west village recommendations:
pizza, burgers, cupcakes, and literary bars
shannon says that brooklyn pizzerias are much better than the ones in manhattan but feels that john’s pizzeria holds up. not only is it famous, she says, but the pizza is really good and pretty cheap. another place worth scouting out is lombardi’s, ‘America’s First Pizzeria,’ according to its website. but, if you happen to be in the mood for burgers and fries, the corner bistro is where to go.

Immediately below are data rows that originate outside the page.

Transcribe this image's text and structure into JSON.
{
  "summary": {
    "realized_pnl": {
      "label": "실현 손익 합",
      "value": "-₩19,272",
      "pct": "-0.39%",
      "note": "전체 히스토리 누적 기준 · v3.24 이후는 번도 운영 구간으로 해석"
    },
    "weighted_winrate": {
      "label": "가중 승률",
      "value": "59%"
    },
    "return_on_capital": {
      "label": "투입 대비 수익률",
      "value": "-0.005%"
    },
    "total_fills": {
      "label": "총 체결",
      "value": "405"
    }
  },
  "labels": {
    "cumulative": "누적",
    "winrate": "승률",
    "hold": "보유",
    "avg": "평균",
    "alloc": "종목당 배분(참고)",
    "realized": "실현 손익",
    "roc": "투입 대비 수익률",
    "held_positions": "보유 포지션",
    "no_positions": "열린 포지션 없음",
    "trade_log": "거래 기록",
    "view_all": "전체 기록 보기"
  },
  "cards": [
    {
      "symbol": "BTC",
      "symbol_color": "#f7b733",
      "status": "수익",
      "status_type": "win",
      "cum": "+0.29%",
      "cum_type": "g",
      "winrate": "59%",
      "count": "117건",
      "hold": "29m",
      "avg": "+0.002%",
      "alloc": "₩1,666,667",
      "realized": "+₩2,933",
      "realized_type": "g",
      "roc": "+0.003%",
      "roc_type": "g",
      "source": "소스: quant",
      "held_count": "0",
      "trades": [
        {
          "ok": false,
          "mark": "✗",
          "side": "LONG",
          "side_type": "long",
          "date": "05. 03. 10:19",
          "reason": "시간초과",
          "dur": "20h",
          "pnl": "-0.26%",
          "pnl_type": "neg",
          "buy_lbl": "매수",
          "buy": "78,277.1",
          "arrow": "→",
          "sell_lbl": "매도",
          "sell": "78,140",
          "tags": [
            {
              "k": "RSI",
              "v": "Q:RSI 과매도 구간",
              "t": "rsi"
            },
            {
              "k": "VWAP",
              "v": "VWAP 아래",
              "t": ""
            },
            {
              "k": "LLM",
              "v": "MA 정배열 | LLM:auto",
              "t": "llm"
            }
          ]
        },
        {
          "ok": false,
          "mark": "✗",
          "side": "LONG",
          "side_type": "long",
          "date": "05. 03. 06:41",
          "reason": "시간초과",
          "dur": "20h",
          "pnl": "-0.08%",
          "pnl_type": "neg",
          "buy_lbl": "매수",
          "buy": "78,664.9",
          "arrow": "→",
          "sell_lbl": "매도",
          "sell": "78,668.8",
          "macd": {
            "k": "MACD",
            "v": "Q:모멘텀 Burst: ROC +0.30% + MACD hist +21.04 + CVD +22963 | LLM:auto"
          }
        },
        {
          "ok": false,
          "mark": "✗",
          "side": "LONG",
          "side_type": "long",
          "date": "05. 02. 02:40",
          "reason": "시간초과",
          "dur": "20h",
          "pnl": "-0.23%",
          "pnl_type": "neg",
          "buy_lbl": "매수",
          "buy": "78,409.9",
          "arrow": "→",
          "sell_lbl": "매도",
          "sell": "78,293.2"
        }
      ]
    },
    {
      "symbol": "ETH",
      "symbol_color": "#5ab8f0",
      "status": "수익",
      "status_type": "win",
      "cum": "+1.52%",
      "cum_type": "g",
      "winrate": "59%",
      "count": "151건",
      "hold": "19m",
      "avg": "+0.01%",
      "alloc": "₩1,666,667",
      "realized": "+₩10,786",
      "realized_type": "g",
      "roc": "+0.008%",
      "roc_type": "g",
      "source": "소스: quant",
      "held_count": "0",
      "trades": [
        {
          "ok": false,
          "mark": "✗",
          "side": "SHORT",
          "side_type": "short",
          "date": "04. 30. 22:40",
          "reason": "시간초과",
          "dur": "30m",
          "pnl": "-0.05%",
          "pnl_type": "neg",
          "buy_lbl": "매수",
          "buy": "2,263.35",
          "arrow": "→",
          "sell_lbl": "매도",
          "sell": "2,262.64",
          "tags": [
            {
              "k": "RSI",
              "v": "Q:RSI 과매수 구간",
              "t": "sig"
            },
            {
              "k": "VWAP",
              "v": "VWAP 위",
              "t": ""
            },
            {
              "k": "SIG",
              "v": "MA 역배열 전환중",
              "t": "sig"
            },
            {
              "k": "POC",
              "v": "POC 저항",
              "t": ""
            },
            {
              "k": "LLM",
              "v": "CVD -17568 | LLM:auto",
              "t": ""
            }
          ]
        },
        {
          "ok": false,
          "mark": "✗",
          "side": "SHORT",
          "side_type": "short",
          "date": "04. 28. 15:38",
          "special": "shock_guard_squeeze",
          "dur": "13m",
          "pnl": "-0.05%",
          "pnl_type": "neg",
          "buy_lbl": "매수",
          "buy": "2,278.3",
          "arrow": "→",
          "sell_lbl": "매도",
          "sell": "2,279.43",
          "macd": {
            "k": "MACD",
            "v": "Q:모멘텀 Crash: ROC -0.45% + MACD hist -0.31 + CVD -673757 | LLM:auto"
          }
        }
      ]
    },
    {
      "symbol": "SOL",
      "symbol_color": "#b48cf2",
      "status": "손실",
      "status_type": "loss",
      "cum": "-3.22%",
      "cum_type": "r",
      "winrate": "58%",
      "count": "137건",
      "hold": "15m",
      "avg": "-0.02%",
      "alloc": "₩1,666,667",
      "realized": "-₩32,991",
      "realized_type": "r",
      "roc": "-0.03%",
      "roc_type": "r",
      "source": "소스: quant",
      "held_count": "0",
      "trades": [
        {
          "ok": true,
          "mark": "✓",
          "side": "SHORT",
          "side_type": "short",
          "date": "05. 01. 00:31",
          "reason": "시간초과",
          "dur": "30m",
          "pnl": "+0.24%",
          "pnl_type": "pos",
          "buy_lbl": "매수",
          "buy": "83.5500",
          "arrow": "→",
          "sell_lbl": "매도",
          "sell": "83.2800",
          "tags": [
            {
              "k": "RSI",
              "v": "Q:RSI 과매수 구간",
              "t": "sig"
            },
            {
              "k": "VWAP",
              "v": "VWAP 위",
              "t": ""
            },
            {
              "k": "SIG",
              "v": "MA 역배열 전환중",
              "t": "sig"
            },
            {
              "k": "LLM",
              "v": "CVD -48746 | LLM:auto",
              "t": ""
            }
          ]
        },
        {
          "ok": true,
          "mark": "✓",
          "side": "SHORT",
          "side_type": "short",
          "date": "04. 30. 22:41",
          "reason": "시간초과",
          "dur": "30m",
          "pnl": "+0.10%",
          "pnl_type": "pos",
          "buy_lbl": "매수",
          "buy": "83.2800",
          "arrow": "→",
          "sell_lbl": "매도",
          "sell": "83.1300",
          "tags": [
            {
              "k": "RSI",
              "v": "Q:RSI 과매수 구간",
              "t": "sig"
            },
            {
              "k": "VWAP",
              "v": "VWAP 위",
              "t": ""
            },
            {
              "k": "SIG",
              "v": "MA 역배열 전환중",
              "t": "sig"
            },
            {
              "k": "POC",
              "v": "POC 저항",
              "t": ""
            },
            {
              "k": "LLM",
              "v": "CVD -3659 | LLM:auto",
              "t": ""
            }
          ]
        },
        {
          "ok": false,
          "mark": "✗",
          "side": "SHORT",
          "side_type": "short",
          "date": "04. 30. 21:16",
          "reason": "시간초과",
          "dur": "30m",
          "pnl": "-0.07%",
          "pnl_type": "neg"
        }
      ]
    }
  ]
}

if you wind up at the famous magnolia bakery, shannon says to skip the cupcake and go for the banana pudding. but, she suggests, you should go to the lesser-known sweet revenge on carmine instead. somewhat surprisingly, shannon is not a fan of cupcakes, but, she loves the signature ‘sweet revenge’. as described on their menu, it’s peanut butter cake with ganache filling with peanut butter fudge frosting. i dont see how you can go wrong with that.
the west village has a “huge, rich history of poets, writers, musicians,” says shannon. if you’re looking for a beer, the white horse tavern is her favorite. she’d worked with a poet who used to drink there and according to one website, it looks like both bob dylan and dylan thomas did too. added bonus: outdoor seating. another good bar where literary authors used to hang out is kettle of fish on christopher street where stonewall used to be. while we dont have a list of famous names on hand, we suggest you look for pictures on the wall when you go to these places.
what’s your favorite brooklyn or west village restaurant?